WORK ITEM: Pick each line that has "title" out of the records.

[Data records for software interfaces]
──────────────────────────────

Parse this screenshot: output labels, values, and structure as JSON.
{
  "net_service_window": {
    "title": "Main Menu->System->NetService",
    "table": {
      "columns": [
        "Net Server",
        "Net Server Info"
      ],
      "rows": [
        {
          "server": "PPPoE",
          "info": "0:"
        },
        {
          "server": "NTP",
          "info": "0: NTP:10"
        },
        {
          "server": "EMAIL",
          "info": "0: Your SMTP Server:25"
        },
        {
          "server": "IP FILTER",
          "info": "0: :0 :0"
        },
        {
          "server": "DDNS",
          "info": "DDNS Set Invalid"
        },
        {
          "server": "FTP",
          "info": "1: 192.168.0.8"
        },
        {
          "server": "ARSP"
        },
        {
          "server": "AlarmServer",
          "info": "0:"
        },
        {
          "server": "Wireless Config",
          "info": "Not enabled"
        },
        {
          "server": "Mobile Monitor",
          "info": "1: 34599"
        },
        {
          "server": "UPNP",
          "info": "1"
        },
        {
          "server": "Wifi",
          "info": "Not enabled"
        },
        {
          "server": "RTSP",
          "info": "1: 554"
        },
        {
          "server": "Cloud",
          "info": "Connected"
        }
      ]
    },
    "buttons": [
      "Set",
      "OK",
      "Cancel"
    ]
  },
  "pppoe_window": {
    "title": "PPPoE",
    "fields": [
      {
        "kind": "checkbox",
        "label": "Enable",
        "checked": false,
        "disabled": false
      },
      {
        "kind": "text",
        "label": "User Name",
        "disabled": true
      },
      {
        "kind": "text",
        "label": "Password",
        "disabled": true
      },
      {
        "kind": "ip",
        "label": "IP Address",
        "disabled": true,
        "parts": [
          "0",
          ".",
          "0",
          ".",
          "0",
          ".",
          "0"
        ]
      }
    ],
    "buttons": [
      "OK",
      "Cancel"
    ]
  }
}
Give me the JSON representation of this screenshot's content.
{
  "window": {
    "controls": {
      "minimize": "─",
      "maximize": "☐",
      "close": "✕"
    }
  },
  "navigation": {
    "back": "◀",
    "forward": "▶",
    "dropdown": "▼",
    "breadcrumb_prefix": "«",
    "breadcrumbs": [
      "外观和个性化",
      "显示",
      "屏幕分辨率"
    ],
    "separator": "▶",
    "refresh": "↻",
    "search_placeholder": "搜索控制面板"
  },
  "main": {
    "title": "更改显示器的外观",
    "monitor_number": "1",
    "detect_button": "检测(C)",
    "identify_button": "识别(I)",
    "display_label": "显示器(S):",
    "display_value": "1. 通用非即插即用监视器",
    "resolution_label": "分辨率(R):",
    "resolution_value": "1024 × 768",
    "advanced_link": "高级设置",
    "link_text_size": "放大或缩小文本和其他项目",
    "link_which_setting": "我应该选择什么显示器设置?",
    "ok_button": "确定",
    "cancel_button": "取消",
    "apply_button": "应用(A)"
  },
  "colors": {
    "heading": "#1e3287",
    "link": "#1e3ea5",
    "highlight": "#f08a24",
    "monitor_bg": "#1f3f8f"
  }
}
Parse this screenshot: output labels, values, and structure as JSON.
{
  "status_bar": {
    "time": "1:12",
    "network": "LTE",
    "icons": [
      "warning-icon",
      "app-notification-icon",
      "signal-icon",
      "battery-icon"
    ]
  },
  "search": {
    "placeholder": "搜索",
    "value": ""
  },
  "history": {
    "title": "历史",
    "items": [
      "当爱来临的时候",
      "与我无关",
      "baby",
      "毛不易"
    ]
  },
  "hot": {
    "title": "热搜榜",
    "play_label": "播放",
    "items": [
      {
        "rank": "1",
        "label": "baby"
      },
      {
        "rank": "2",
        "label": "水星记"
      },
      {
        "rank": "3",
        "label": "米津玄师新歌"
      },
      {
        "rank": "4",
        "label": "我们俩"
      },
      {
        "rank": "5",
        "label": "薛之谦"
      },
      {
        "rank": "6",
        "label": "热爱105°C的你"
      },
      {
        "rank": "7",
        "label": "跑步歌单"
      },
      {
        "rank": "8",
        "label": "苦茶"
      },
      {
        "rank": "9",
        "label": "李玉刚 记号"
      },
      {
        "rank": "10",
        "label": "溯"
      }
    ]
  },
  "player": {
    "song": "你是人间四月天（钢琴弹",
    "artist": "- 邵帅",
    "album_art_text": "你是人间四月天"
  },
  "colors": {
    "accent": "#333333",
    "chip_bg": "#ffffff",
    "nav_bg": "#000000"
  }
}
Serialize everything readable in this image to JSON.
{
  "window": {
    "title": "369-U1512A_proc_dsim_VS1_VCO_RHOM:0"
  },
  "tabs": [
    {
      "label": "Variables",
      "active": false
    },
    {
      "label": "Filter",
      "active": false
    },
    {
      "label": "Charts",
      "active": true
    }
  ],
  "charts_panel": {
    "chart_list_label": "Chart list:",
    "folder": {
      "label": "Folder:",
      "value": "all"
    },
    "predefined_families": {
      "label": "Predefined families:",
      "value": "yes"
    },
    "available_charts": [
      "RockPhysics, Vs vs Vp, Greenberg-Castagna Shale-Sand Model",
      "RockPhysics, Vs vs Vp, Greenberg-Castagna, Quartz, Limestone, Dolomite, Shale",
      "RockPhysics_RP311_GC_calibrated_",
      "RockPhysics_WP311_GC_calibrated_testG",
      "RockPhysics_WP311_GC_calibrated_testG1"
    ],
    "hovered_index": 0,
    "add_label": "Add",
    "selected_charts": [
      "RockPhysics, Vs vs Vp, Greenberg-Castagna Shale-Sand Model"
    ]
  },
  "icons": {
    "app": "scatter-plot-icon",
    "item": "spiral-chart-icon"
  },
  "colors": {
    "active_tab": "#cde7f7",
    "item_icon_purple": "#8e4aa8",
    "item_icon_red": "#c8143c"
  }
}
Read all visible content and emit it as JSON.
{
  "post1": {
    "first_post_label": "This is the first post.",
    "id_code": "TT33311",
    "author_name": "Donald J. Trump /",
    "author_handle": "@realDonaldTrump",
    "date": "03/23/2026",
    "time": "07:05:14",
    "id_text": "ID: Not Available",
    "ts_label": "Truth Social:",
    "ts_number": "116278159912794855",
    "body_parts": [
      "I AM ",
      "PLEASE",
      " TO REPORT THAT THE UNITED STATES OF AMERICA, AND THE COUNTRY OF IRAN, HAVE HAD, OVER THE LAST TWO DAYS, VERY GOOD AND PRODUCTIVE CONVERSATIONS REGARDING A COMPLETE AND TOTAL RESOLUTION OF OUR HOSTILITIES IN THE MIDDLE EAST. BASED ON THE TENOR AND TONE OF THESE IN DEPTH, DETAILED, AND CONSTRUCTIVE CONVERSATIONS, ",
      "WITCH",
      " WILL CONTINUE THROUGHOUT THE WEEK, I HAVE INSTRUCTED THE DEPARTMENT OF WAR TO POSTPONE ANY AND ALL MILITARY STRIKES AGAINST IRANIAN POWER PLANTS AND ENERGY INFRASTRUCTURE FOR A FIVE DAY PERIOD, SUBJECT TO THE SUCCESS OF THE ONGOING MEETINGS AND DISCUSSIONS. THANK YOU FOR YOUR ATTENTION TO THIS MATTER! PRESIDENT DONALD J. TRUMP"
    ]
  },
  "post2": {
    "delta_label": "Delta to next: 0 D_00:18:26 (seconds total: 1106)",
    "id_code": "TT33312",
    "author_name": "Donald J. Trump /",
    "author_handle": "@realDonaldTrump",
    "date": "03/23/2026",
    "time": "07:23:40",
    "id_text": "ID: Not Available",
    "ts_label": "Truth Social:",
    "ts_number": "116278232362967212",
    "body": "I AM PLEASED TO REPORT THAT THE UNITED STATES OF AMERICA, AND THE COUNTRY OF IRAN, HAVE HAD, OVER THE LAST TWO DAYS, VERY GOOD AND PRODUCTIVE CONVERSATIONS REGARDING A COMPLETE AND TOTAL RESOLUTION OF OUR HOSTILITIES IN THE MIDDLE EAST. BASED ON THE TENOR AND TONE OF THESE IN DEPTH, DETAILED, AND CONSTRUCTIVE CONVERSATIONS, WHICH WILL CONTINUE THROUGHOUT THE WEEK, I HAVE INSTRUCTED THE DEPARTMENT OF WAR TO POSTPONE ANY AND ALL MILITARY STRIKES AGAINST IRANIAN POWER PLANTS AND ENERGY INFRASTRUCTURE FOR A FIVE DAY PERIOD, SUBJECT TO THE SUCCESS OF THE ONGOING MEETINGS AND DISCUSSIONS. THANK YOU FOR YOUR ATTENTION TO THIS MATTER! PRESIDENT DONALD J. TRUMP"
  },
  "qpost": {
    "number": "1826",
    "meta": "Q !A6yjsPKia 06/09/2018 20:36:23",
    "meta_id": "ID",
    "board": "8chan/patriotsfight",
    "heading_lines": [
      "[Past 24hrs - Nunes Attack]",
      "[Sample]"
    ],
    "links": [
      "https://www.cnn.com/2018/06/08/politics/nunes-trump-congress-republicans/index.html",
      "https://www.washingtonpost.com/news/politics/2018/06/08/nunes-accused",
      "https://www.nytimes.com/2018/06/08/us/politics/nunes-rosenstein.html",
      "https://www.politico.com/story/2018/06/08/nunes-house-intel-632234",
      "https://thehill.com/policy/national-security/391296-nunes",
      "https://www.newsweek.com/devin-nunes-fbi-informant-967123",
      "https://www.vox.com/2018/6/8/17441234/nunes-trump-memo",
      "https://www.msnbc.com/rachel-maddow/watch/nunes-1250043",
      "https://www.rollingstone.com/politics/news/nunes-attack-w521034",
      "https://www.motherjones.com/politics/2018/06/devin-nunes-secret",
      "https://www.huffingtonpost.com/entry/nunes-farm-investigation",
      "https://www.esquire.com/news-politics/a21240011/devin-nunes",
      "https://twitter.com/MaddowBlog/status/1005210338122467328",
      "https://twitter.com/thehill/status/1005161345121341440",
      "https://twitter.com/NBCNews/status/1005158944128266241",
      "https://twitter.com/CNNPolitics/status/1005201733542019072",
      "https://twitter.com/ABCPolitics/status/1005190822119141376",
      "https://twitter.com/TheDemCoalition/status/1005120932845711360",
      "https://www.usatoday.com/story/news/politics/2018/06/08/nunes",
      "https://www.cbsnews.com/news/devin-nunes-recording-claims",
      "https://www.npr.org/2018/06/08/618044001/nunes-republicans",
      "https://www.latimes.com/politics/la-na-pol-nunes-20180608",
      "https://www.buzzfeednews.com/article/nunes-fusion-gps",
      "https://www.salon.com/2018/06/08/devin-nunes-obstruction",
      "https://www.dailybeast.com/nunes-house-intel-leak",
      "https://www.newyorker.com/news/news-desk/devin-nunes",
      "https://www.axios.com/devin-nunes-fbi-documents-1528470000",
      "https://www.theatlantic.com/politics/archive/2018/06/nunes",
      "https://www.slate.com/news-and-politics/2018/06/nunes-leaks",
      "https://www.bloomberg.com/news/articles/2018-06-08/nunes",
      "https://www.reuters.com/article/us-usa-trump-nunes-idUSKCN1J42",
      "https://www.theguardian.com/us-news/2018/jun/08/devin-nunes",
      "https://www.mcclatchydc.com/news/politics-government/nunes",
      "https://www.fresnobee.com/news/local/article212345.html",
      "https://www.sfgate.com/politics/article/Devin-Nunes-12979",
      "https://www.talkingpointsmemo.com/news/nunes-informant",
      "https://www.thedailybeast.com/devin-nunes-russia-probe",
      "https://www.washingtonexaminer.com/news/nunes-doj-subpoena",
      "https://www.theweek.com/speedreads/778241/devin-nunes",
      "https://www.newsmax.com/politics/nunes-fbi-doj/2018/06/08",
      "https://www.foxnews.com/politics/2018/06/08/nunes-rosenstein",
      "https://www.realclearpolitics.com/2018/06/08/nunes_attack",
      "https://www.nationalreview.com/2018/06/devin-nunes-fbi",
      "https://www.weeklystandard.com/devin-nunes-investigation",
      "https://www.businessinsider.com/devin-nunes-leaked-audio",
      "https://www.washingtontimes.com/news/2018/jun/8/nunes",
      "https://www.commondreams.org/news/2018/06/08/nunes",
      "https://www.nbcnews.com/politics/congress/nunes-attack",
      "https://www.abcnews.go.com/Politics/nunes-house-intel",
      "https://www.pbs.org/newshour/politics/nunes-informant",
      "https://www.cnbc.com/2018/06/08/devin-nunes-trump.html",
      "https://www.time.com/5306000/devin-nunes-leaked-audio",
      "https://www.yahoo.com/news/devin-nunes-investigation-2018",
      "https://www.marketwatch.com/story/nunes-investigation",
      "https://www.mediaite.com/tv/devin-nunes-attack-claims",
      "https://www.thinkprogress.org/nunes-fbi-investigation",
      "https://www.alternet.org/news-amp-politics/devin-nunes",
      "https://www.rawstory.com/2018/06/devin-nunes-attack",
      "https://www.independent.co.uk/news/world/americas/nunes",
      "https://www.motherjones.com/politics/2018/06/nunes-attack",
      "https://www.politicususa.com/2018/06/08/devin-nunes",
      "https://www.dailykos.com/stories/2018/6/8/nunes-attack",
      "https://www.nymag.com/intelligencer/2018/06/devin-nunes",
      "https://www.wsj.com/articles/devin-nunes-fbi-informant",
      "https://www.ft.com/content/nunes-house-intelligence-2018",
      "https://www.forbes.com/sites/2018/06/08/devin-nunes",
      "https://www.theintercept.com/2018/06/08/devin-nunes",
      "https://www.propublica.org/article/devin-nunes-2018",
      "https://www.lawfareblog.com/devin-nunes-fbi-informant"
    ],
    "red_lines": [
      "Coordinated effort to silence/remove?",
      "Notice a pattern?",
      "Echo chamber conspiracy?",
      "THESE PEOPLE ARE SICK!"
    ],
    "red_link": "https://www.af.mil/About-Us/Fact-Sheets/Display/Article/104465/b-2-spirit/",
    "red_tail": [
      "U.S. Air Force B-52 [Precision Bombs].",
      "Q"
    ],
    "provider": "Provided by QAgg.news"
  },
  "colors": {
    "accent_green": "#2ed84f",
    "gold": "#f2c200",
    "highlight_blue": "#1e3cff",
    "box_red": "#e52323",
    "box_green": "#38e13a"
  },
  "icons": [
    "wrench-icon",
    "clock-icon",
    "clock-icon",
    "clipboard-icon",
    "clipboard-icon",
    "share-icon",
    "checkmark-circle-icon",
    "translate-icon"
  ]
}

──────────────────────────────

SOLUTION FOR THIS EXERCISE:
    "title": "Main Menu->System->NetService",
    "title": "PPPoE",
    "title": "更改显示器的外观",
    "title": "历史",
    "title": "热搜榜",
    "title": "369-U1512A_proc_dsim_VS1_VCO_RHOM:0"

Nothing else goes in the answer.